-- GOAL OF THE EXERCISE --
Copy each line of the records that holds the string "Users".

-- DATA SECTION --

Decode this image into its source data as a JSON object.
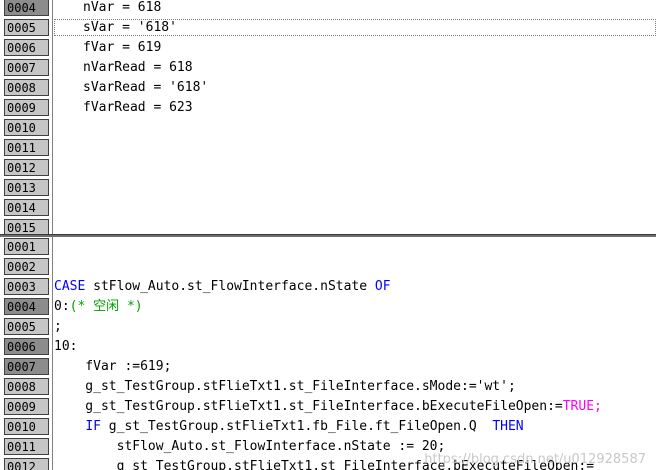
{
  "watch": {
    "lines": [
      {
        "num": "0004",
        "text": "nVar = 618"
      },
      {
        "num": "0005",
        "text": "sVar = '618'"
      },
      {
        "num": "0006",
        "text": "fVar = 619"
      },
      {
        "num": "0007",
        "text": "nVarRead = 618"
      },
      {
        "num": "0008",
        "text": "sVarRead = '618'"
      },
      {
        "num": "0009",
        "text": "fVarRead = 623"
      },
      {
        "num": "0010",
        "text": ""
      },
      {
        "num": "0011",
        "text": ""
      },
      {
        "num": "0012",
        "text": ""
      },
      {
        "num": "0013",
        "text": ""
      },
      {
        "num": "0014",
        "text": ""
      },
      {
        "num": "0015",
        "text": ""
      }
    ]
  },
  "code": {
    "line_numbers": [
      "0001",
      "0002",
      "0003",
      "0004",
      "0005",
      "0006",
      "0007",
      "0008",
      "0009",
      "0010",
      "0011",
      "0012"
    ],
    "l3_kw1": "CASE",
    "l3_expr": " stFlow_Auto.st_FlowInterface.nState ",
    "l3_kw2": "OF",
    "l4_label": "0:",
    "l4_comment": "(* 空闲 *)",
    "l5": ";",
    "l6": "10:",
    "l7": "    fVar :=619;",
    "l8": "    g_st_TestGroup.stFlieTxt1.st_FileInterface.sMode:='wt';",
    "l9_code": "    g_st_TestGroup.stFlieTxt1.st_FileInterface.bExecuteFileOpen:=",
    "l9_true": "TRUE;",
    "l10_indent": "    ",
    "l10_kw1": "IF",
    "l10_expr": " g_st_TestGroup.stFlieTxt1.fb_File.ft_FileOpen.Q  ",
    "l10_kw2": "THEN",
    "l11": "        stFlow_Auto.st_FlowInterface.nState := 20;",
    "l12": "        g_st_TestGroup.stFlieTxt1.st_FileInterface.bExecuteFileOpen:=",
    "watermark": "https://blog.csdn.net/u012928587"
  },
  "colors": {
    "keyword": "#0000ff",
    "comment": "#00a000",
    "constant": "#ff00ff"
  }
}
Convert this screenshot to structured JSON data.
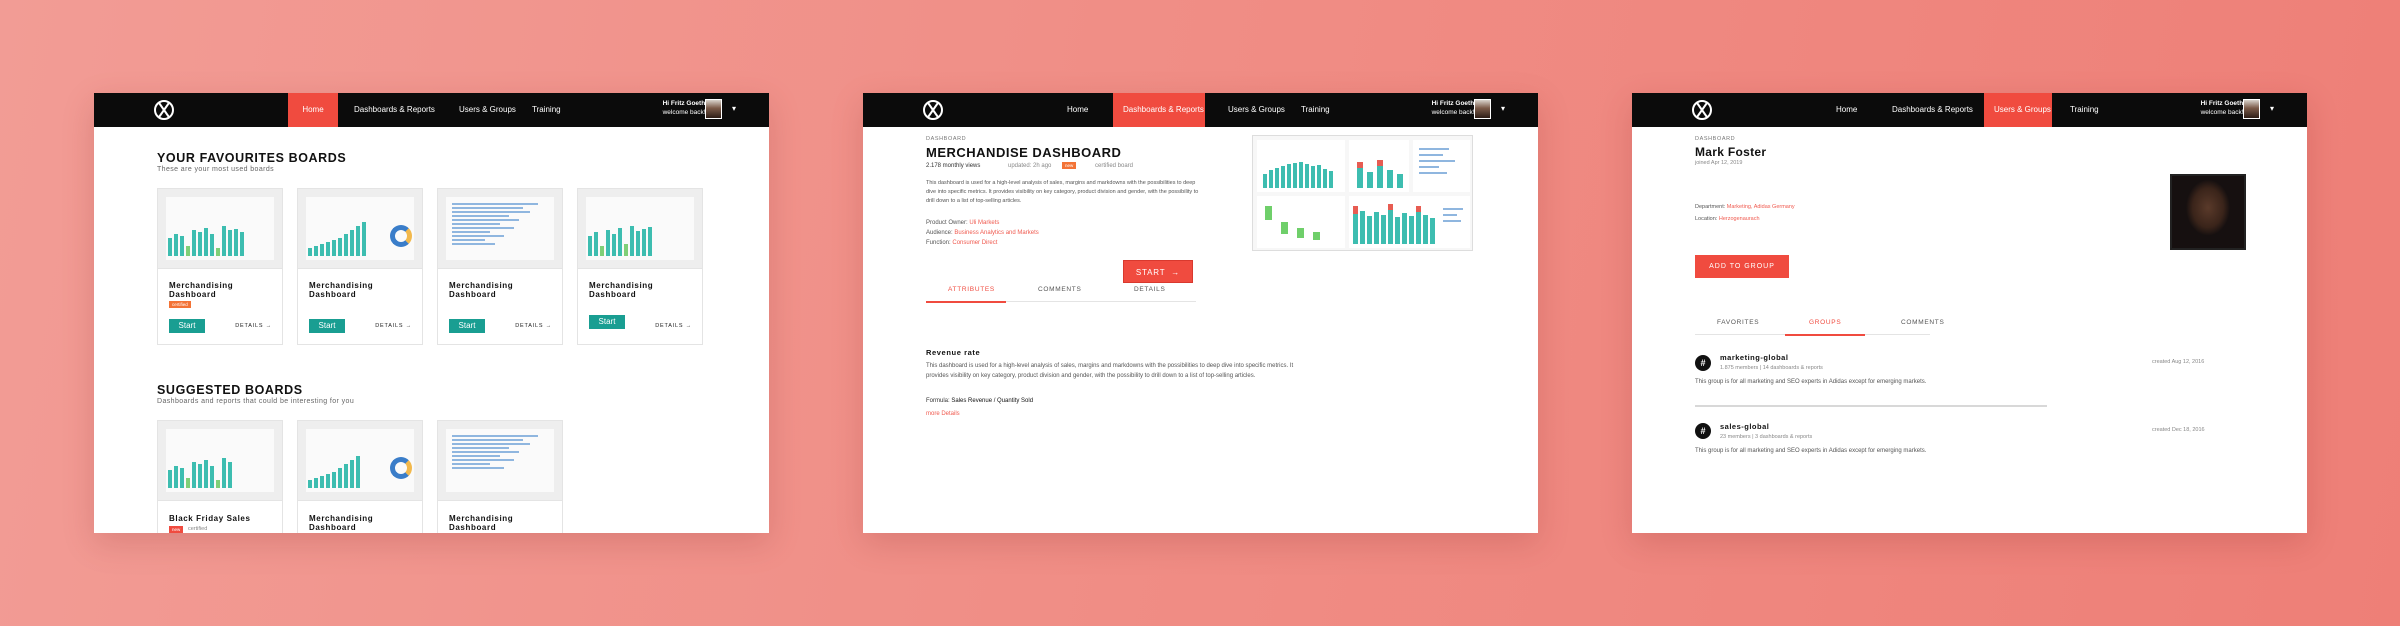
{
  "nav": {
    "items": [
      "Home",
      "Dashboards & Reports",
      "Users & Groups",
      "Training"
    ],
    "greeting_line1": "Hi Fritz Goeth,",
    "greeting_line2": "welcome back!",
    "caret": "▾"
  },
  "screen1": {
    "active_nav": "Home",
    "favourites_title": "YOUR FAVOURITES BOARDS",
    "favourites_subtitle": "These are your most used boards",
    "favourites": [
      {
        "title": "Merchandising Dashboard",
        "badge": "certified",
        "start": "Start",
        "details": "DETAILS"
      },
      {
        "title": "Merchandising Dashboard",
        "start": "Start",
        "details": "DETAILS"
      },
      {
        "title": "Merchandising Dashboard",
        "start": "Start",
        "details": "DETAILS"
      },
      {
        "title": "Merchandising Dashboard",
        "start": "Start",
        "details": "DETAILS"
      }
    ],
    "suggested_title": "SUGGESTED BOARDS",
    "suggested_subtitle": "Dashboards and reports that could be interesting for you",
    "suggested": [
      {
        "title": "Black Friday Sales",
        "badge": "new",
        "tag": "certified"
      },
      {
        "title": "Merchandising Dashboard"
      },
      {
        "title": "Merchandising Dashboard"
      }
    ]
  },
  "screen2": {
    "active_nav": "Dashboards & Reports",
    "label": "DASHBOARD",
    "title": "MERCHANDISE DASHBOARD",
    "views": "2.178 monthly views",
    "updated": "updated: 2h ago",
    "new_badge": "new",
    "certified": "certified board",
    "description": "This dashboard is used for a high-level analysis of sales, margins and markdowns with the possibilities to deep dive into specific metrics. It provides visibility on key category, product division and gender, with the possibility to drill down to a list of top-selling articles.",
    "owner_label": "Product Owner:",
    "owner_value": "Uli Markets",
    "audience_label": "Audience:",
    "audience_value": "Business Analytics and Markets",
    "function_label": "Function:",
    "function_value": "Consumer Direct",
    "start": "START",
    "tabs": [
      "ATTRIBUTES",
      "COMMENTS",
      "DETAILS"
    ],
    "section_title": "Revenue rate",
    "section_text": "This dashboard is used for a high-level analysis of sales, margins and markdowns with the possibilities to deep dive into specific metrics. It provides visibility on key category, product division and gender, with the possibility to drill down to a list of top-selling articles.",
    "formula_label": "Formula:",
    "formula_value": "Sales Revenue / Quantity Sold",
    "more": "more Details"
  },
  "screen3": {
    "active_nav": "Users & Groups",
    "label": "DASHBOARD",
    "name": "Mark Foster",
    "joined": "joined Apr 12, 2019",
    "department_label": "Department:",
    "department_value": "Marketing, Adidas Germany",
    "location_label": "Location:",
    "location_value": "Herzogenaurach",
    "add_button": "ADD TO GROUP",
    "tabs": [
      "FAVORITES",
      "GROUPS",
      "COMMENTS"
    ],
    "groups": [
      {
        "name": "marketing-global",
        "meta": "1.875 members | 14 dashboards & reports",
        "desc": "This group is for all marketing and SEO experts in Adidas except for emerging markets.",
        "date": "created Aug 12, 2016"
      },
      {
        "name": "sales-global",
        "meta": "23 members | 3 dashboards & reports",
        "desc": "This group is for all marketing and SEO experts in Adidas except for emerging markets.",
        "date": "created Dec 18, 2016"
      }
    ]
  },
  "colors": {
    "accent": "#f04b3f",
    "teal": "#199e92",
    "navbar": "#0b0b0b",
    "badge": "#f37336"
  }
}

-- SOLUTION --
      "Users & Groups",
    "active_nav": "Users & Groups",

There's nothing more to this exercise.